* TASK
When the string "title" occurs in a line of the records, show that line.

* RECORDS PROVIDED
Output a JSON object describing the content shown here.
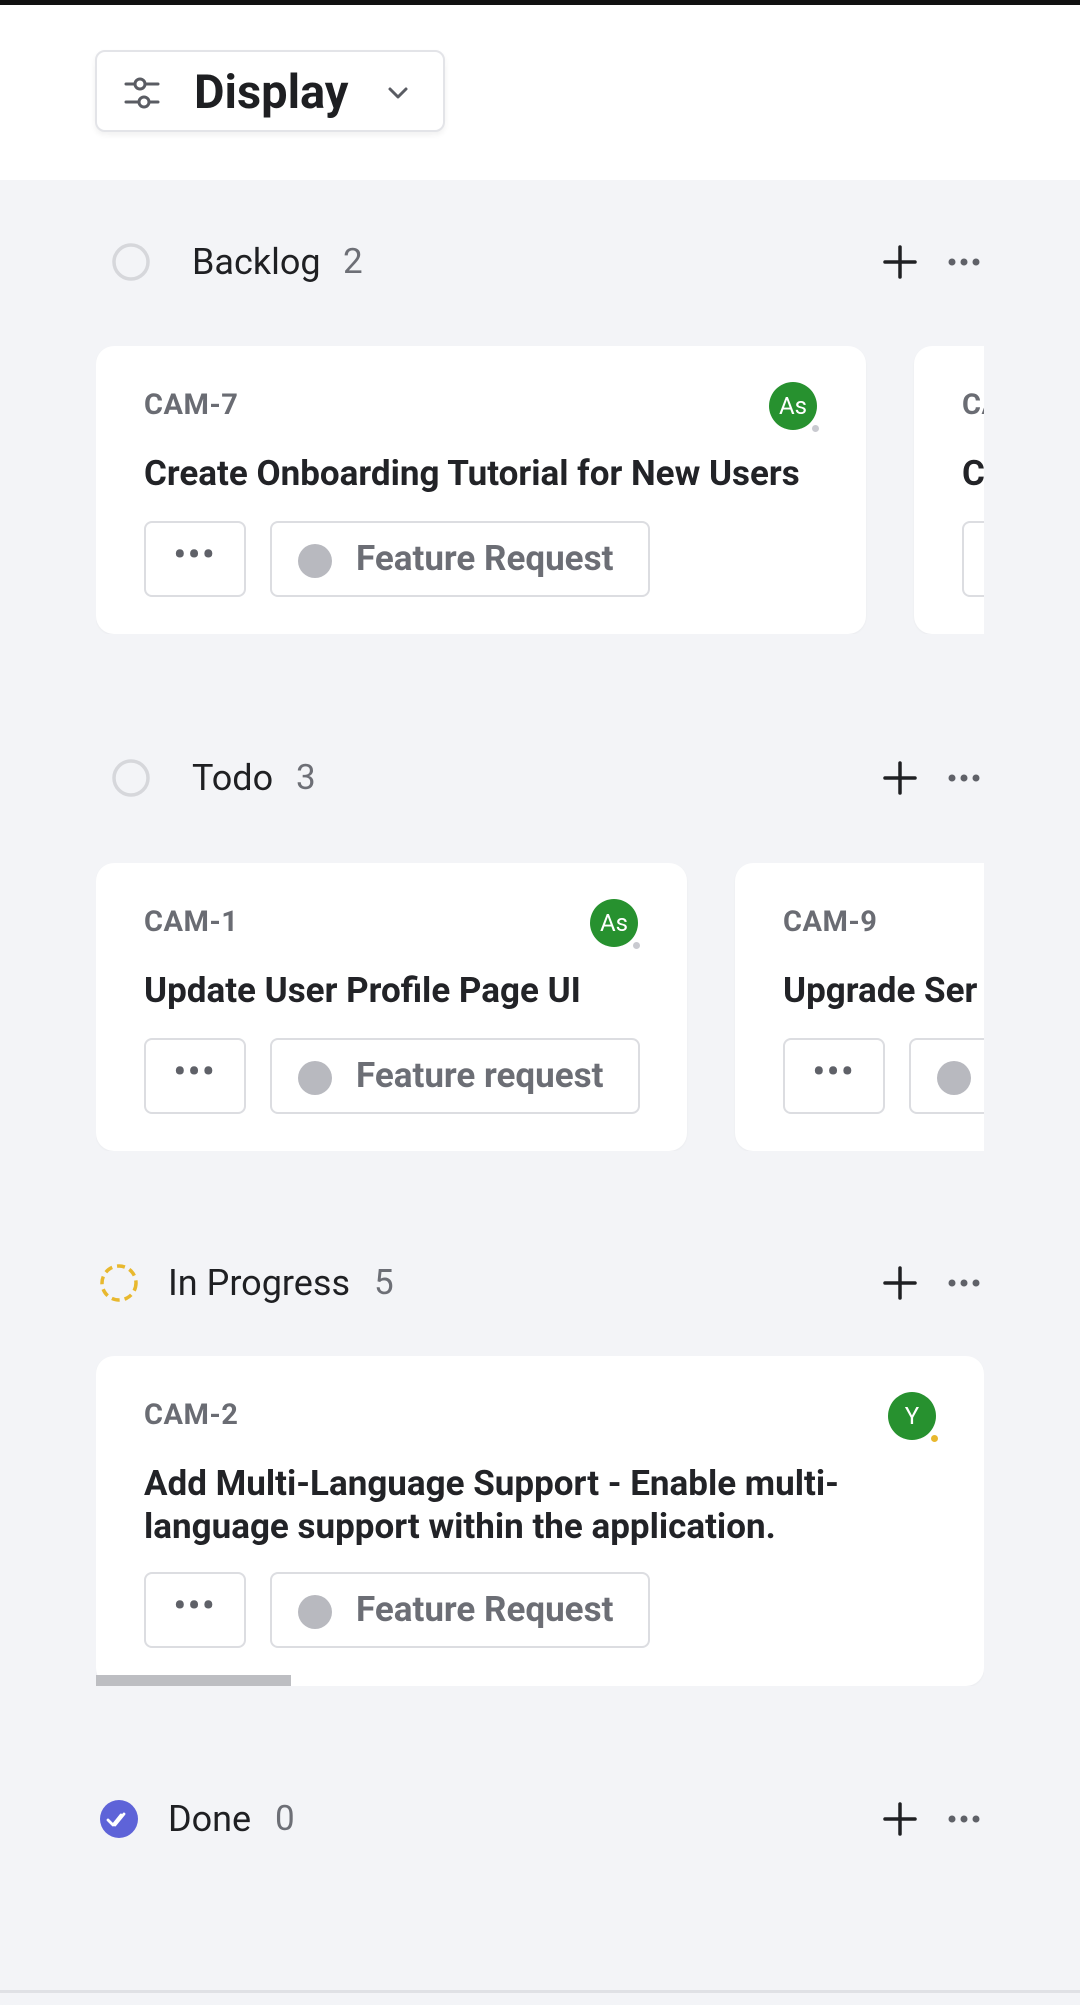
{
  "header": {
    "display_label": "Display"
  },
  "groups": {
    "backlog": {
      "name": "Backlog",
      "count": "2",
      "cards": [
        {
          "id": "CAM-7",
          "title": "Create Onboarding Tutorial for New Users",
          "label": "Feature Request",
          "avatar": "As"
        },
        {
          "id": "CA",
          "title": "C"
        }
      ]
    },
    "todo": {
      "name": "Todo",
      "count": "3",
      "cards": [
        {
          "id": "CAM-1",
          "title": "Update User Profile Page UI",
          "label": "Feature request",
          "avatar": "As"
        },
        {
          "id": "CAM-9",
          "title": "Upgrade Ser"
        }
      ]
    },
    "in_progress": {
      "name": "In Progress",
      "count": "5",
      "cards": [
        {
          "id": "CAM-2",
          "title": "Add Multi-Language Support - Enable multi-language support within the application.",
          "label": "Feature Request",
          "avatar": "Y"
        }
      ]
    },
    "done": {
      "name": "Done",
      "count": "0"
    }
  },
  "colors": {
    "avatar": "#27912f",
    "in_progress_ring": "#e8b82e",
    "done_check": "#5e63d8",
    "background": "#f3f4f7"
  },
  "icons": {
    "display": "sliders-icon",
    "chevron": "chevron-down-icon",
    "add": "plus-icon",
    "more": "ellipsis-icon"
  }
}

* ANSWER SPACE
          "title": "Create Onboarding Tutorial for New Users",
          "title": "C"
          "title": "Update User Profile Page UI",
          "title": "Upgrade Ser"
          "title": "Add Multi-Language Support - Enable multi-language support within the application.",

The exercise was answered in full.